'THE Wizard of Oz' returns to television tonight. But it's not the familiar classic we all know and love.
The cable TV special, which premieres at 8 p.m. E.S.T. (check local listings) on TNT, was recently taped in New York at Lincoln Center's Avery Fisher Hall with a cast of contemporary performers.
They include Jackson Browne as the Scarecrow, Natalie Cole as Glinda the Good Witch, Roger Daltrey as the Tin Man, Jewel (Atlantic Records' hot up-and-coming young singer) as Dorothy, Joel Grey as the Wizard, Nathan Lane as the Cowardly Lion, Debra Winger as the Wicked Witch of the West, and The Boys Choir of Harlem as the Munchkins.
The musical production is highly uneven, but there are many delightful moments and an overall feeling of fun pervades. It is lavishly staged, with a full orchestra, sets, and costumes, a fully choreographed production number (''The Jitterbug,'' a song not included in the film), and even a giant balloon (representing Glinda the Witch), which the audience propels toward the stage.

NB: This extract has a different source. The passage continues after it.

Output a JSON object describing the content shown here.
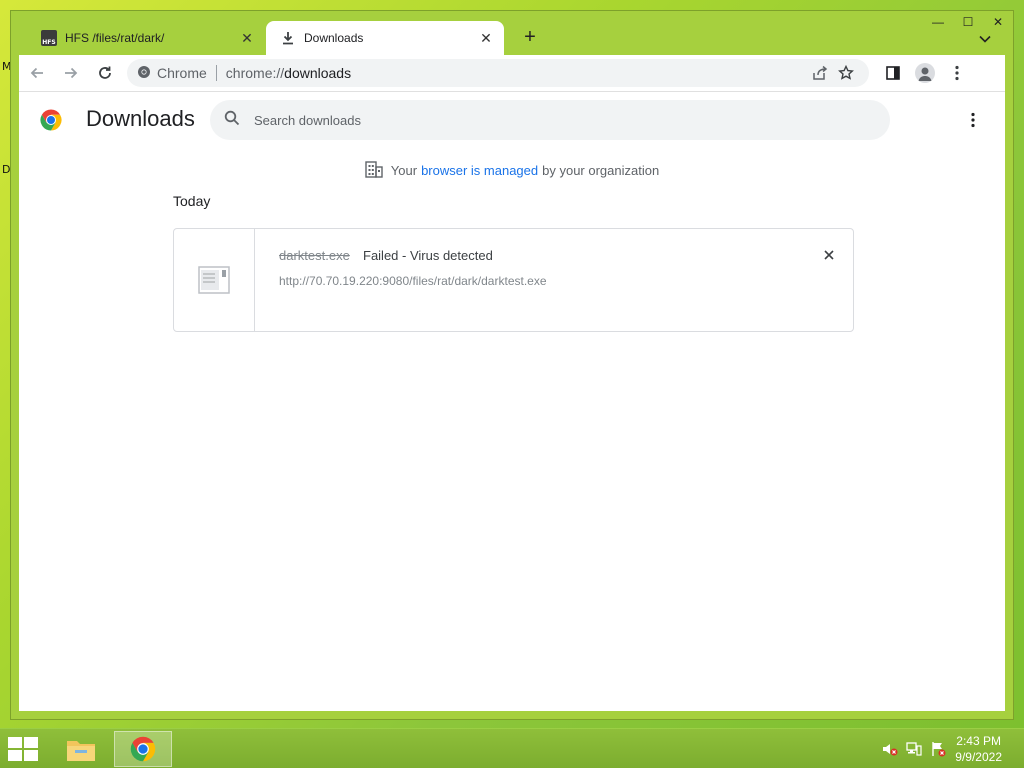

The show, which also includes dramatic passages from the story, showcases the complete, classic score by Harold Arlen and E.Y. Harburg. Jewel starts things off with a solid rendition of ''Over the Rainbow,'' accompanied by haunting guitar work from Ry Cooder.
Natalie Cole does a gorgeous job on ''You're Out of the Woods,'' accompanied by Dr. John on piano. Roger Daltrey has a smashing time on a rocking version of ''If I Only Had a Heart,'' complete with Who-like arrangements and his trademark microphone swinging.
On the other hand, Jackson Browne sings a pallid, mumbled folk-rock version of ''If I Only Had a Brain'' that barely registers, despite his halfhearted attempts at some Scarecrow-like leaps.
It takes a strong Broadway performer, however, to inject some life into the show. Nathan Lane, who could be considered a modern-day Bert Lahr, is hilarious as the Cowardly Lion, garnering huge laughs with his physical shtick and anachronistic ad -libs.
Other highlights include Phoebe Snow's soulful reprise of ''If I Only Had a Brain'' and Ronnie Spector's rocking ''Hail, Hail, the Witch Is Dead.'' Debra Winger, sounding more than a bit like Bette Midler, has a grand time camping it up as the Wicked Witch.
Produced as a benefit for the Children's Defense Fund, this celebrity concert version of the classic score of ''The Wizard of Oz'' will also be released on both video and audio recordings.
Lending special musical support along with Cooder and Dr. John is saxophonist David Sanborn. Introductions are provided by actress Alfre Woodward and Marian Wright Edelman, president of the Children's Defense Fund.
* TNT is slated to repeat the show Nov. 26, Dec. 3, 14, 17.